Your task>
In which lines of the data does the string "Brake" appear? Copy every one.

Dataset records>

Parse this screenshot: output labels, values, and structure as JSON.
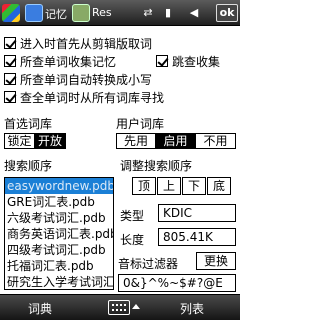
{
  "titlebar": {
    "app1_label": "记忆",
    "app2_label": "Res",
    "ok_label": "ok",
    "icons": [
      "windows-flag-icon",
      "app-icon",
      "app-icon",
      "network-icon",
      "signal-icon",
      "volume-icon"
    ],
    "colors": {
      "bar": "#2a2a2a",
      "text": "#ffffff"
    }
  },
  "options": {
    "enter_first_from_clipboard": "进入时首先从剪辑版取词",
    "record_all_lookups": "所查单词收集记忆",
    "jump_to_collection": "跳查收集",
    "auto_lowercase": "所查单词自动转换成小写",
    "search_all_dicts": "查全单词时从所有词库寻找"
  },
  "preferred_dict": {
    "label": "首选词库",
    "buttons": [
      "锁定",
      "开放"
    ],
    "selected": "开放"
  },
  "user_dict": {
    "label": "用户词库",
    "buttons": [
      "先用",
      "启用",
      "不用"
    ],
    "selected": "启用"
  },
  "search_order": {
    "label": "搜索顺序",
    "items": [
      "easywordnew.pdb",
      "GRE词汇表.pdb",
      "六级考试词汇.pdb",
      "商务英语词汇表.pdb",
      "四级考试词汇.pdb",
      "托福词汇表.pdb",
      "研究生入学考试词汇"
    ],
    "selected_index": 0,
    "colors": {
      "selected_bg": "#1a7fd6",
      "selected_text": "#dbe9f7"
    }
  },
  "adjust_order": {
    "label": "调整搜索顺序",
    "buttons": [
      "顶",
      "上",
      "下",
      "底"
    ]
  },
  "details": {
    "type_label": "类型",
    "type_value": "KDIC",
    "length_label": "长度",
    "length_value": "805.41K",
    "phonetic_filter_label": "音标过滤器",
    "update_button": "更换",
    "filter_value": "0&}^%~$#?@E"
  },
  "bottombar": {
    "left_label": "词典",
    "right_label": "列表",
    "center_icon": "keyboard-icon"
  }
}
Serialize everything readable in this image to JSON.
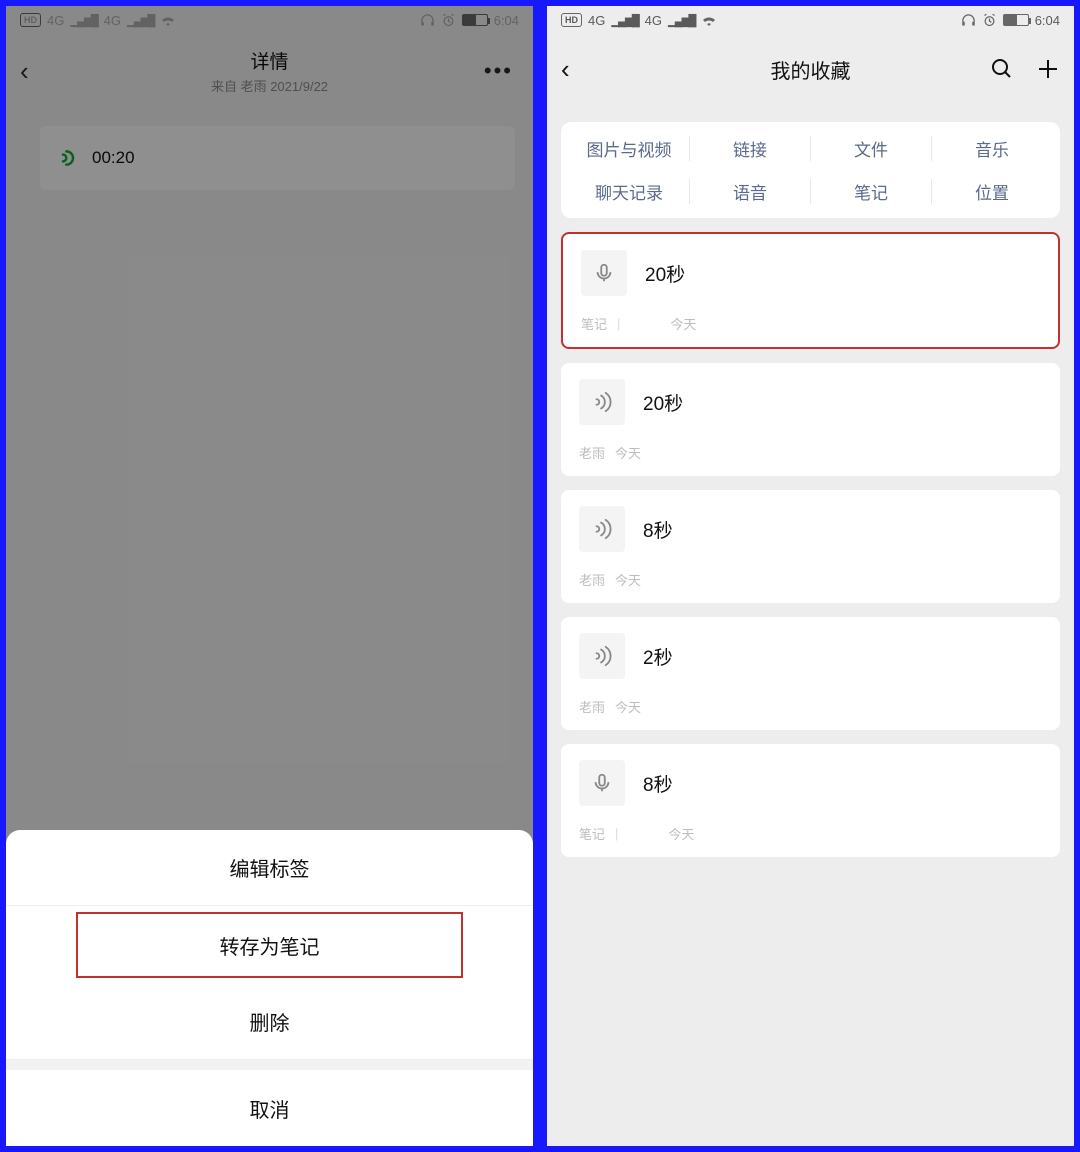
{
  "status": {
    "hd": "HD",
    "net1": "4G",
    "net2": "4G",
    "time": "6:04"
  },
  "left": {
    "title": "详情",
    "subtitle": "来自 老雨 2021/9/22",
    "voice_duration": "00:20",
    "sheet": {
      "edit_tags": "编辑标签",
      "save_as_note": "转存为笔记",
      "delete": "删除",
      "cancel": "取消"
    }
  },
  "right": {
    "title": "我的收藏",
    "categories": {
      "row1": [
        "图片与视频",
        "链接",
        "文件",
        "音乐"
      ],
      "row2": [
        "聊天记录",
        "语音",
        "笔记",
        "位置"
      ]
    },
    "items": [
      {
        "icon": "mic",
        "title": "20秒",
        "meta1": "笔记",
        "meta2": "今天"
      },
      {
        "icon": "sound",
        "title": "20秒",
        "meta1": "老雨",
        "meta2": "今天"
      },
      {
        "icon": "sound",
        "title": "8秒",
        "meta1": "老雨",
        "meta2": "今天"
      },
      {
        "icon": "sound",
        "title": "2秒",
        "meta1": "老雨",
        "meta2": "今天"
      },
      {
        "icon": "mic",
        "title": "8秒",
        "meta1": "笔记",
        "meta2": "今天"
      }
    ]
  }
}
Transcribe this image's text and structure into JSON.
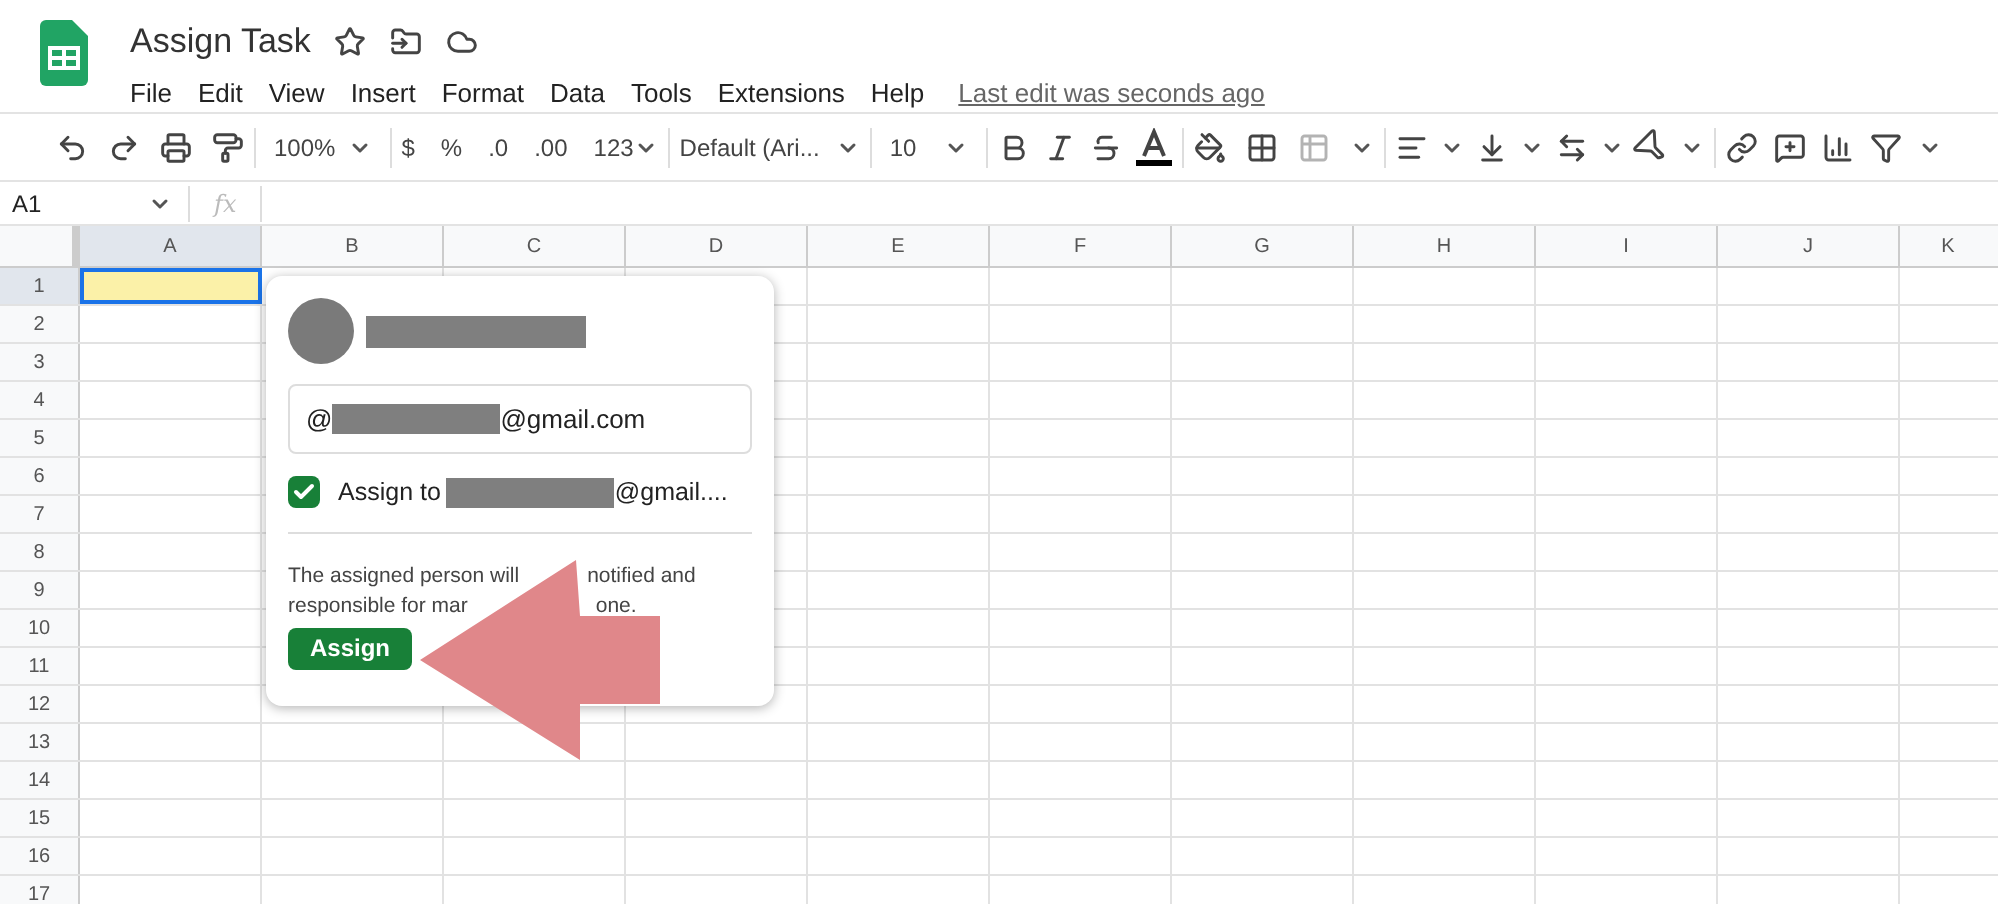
{
  "app": {
    "title": "Assign Task",
    "menu": [
      "File",
      "Edit",
      "View",
      "Insert",
      "Format",
      "Data",
      "Tools",
      "Extensions",
      "Help"
    ],
    "last_edit": "Last edit was seconds ago"
  },
  "toolbar": {
    "zoom": "100%",
    "currency": "$",
    "percent": "%",
    "decrease_decimals": ".0",
    "increase_decimals": ".00",
    "number_format": "123",
    "font": "Default (Ari...",
    "font_size": "10"
  },
  "formula_bar": {
    "name_box": "A1",
    "fx": "fx"
  },
  "grid": {
    "columns": [
      {
        "label": "A",
        "selected": true
      },
      {
        "label": "B",
        "selected": false
      },
      {
        "label": "C",
        "selected": false
      },
      {
        "label": "D",
        "selected": false
      },
      {
        "label": "E",
        "selected": false
      },
      {
        "label": "F",
        "selected": false
      },
      {
        "label": "G",
        "selected": false
      },
      {
        "label": "H",
        "selected": false
      },
      {
        "label": "I",
        "selected": false
      },
      {
        "label": "J",
        "selected": false
      },
      {
        "label": "K",
        "selected": false
      }
    ],
    "rows": [
      {
        "label": "1",
        "selected": true
      },
      {
        "label": "2",
        "selected": false
      },
      {
        "label": "3",
        "selected": false
      },
      {
        "label": "4",
        "selected": false
      },
      {
        "label": "5",
        "selected": false
      },
      {
        "label": "6",
        "selected": false
      },
      {
        "label": "7",
        "selected": false
      },
      {
        "label": "8",
        "selected": false
      },
      {
        "label": "9",
        "selected": false
      },
      {
        "label": "10",
        "selected": false
      },
      {
        "label": "11",
        "selected": false
      },
      {
        "label": "12",
        "selected": false
      },
      {
        "label": "13",
        "selected": false
      },
      {
        "label": "14",
        "selected": false
      },
      {
        "label": "15",
        "selected": false
      },
      {
        "label": "16",
        "selected": false
      },
      {
        "label": "17",
        "selected": false
      }
    ]
  },
  "popup": {
    "email_prefix": "@",
    "email_suffix": "@gmail.com",
    "assign_checked": true,
    "assign_label": "Assign to",
    "assign_suffix": "@gmail....",
    "note_line_1": [
      "The assigned person will",
      "notified and"
    ],
    "note_line_2": [
      "responsible for mar",
      "one."
    ],
    "button": "Assign"
  }
}
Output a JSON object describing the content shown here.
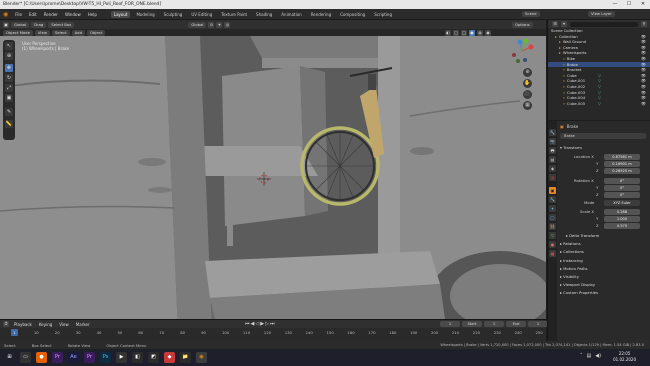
{
  "window": {
    "title": "Blender* [C:\\Users\\prome\\Desktop\\VW-T5_HI_Poli_Roof_FOR_ONE.blend]",
    "min": "—",
    "max": "☐",
    "close": "✕"
  },
  "menu": [
    "File",
    "Edit",
    "Render",
    "Window",
    "Help"
  ],
  "workspaces": [
    "Layout",
    "Modeling",
    "Sculpting",
    "UV Editing",
    "Texture Paint",
    "Shading",
    "Animation",
    "Rendering",
    "Compositing",
    "Scripting"
  ],
  "scene": {
    "label": "Scene",
    "view_layer": "View Layer"
  },
  "header": {
    "mode": "Object Mode",
    "view": "View",
    "select": "Select",
    "add": "Add",
    "object": "Object",
    "orientation": "Global",
    "drag": "Drag",
    "select_box": "Select Box",
    "transform": "Global",
    "options": "Options"
  },
  "viewport": {
    "line1": "User Perspective",
    "line2": "(1) Wheelsports | Brake"
  },
  "timeline": {
    "menus": [
      "Playback",
      "Keying",
      "View",
      "Marker"
    ],
    "current_frame": "1",
    "start_label": "Start",
    "start": "1",
    "end_label": "End",
    "end": "1",
    "ticks": [
      "0",
      "10",
      "20",
      "30",
      "40",
      "50",
      "60",
      "70",
      "80",
      "90",
      "100",
      "110",
      "120",
      "130",
      "140",
      "150",
      "160",
      "170",
      "180",
      "190",
      "200",
      "210",
      "220",
      "230",
      "240",
      "250"
    ]
  },
  "status": {
    "left": "Select",
    "mid1": "Box Select",
    "mid2": "Rotate View",
    "mid3": "Object Context Menu",
    "stats": "Wheelsports | Brake | Verts 1,720,000 | Faces 1,072,000 | Tris 2,074,141 | Objects 1/129 | Mem: 1.54 GiB | 2.83.0"
  },
  "outliner": {
    "title": "Scene Collection",
    "items": [
      {
        "name": "Collection"
      },
      {
        "name": "Wall Ground"
      },
      {
        "name": "Camera"
      },
      {
        "name": "Wheelsports"
      },
      {
        "name": "Bike"
      },
      {
        "name": "Brake"
      },
      {
        "name": "Bracket"
      },
      {
        "name": "Cube"
      },
      {
        "name": "Cube.001"
      },
      {
        "name": "Cube.002"
      },
      {
        "name": "Cube.003"
      },
      {
        "name": "Cube.004"
      },
      {
        "name": "Cube.005"
      }
    ]
  },
  "properties": {
    "object_name": "Brake",
    "datablock": "Brake",
    "transform_label": "Transform",
    "location_label": "Location X",
    "loc": [
      "0.87561 m",
      "0.18901 m",
      "0.28925 m"
    ],
    "rotation_label": "Rotation X",
    "rot": [
      "0°",
      "0°",
      "0°"
    ],
    "mode_label": "Mode",
    "mode": "XYZ Euler",
    "scale_label": "Scale X",
    "scale": [
      "0.288",
      "1.000",
      "0.575"
    ],
    "axis_y": "Y",
    "axis_z": "Z",
    "sections": [
      "Delta Transform",
      "Relations",
      "Collections",
      "Instancing",
      "Motion Paths",
      "Visibility",
      "Viewport Display",
      "Custom Properties"
    ]
  },
  "taskbar": {
    "time": "22:05",
    "date": "01.02.2020"
  }
}
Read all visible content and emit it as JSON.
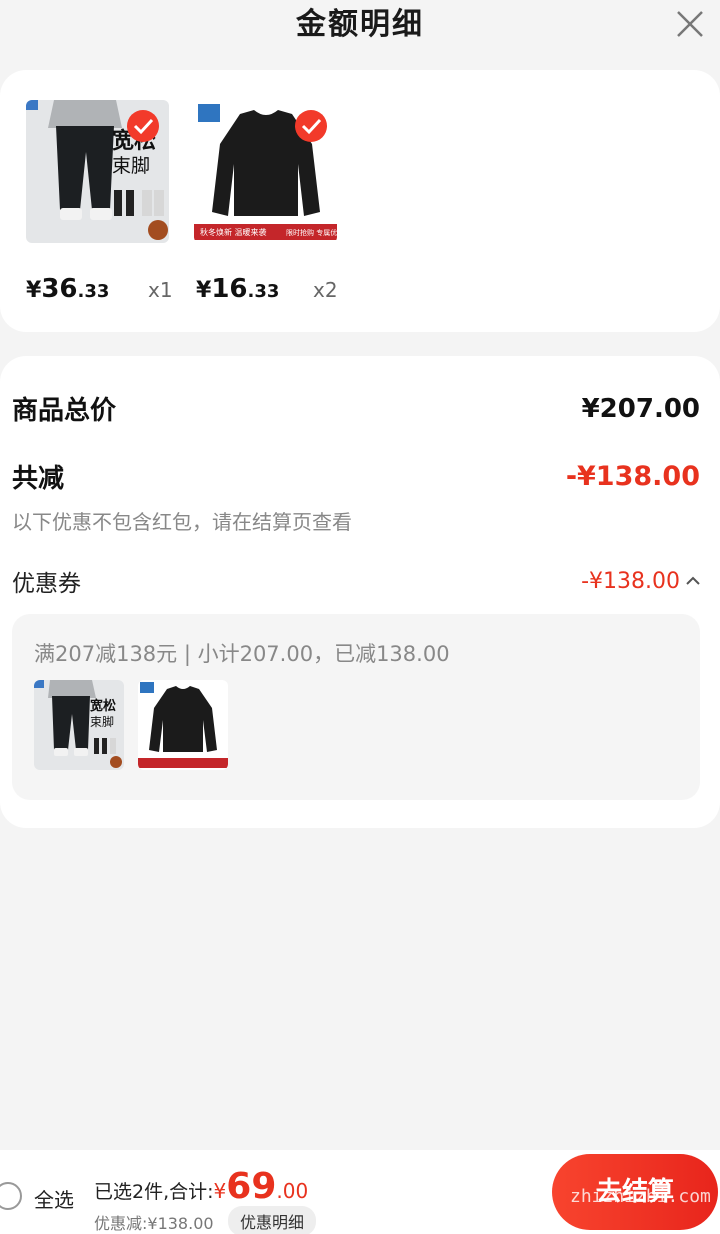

Answer box>
    "line2": "(1) Wheelsports | Brake"
    "stats": "Wheelsports | Brake | Verts 1,720,000 | Faces 1,072,000 | Tris 2,074,141 | Objects 1/129 | Mem: 1.54 GiB | 2.83.0"
        "name": "Brake"
    "object_name": "Brake",
    "datablock": "Brake",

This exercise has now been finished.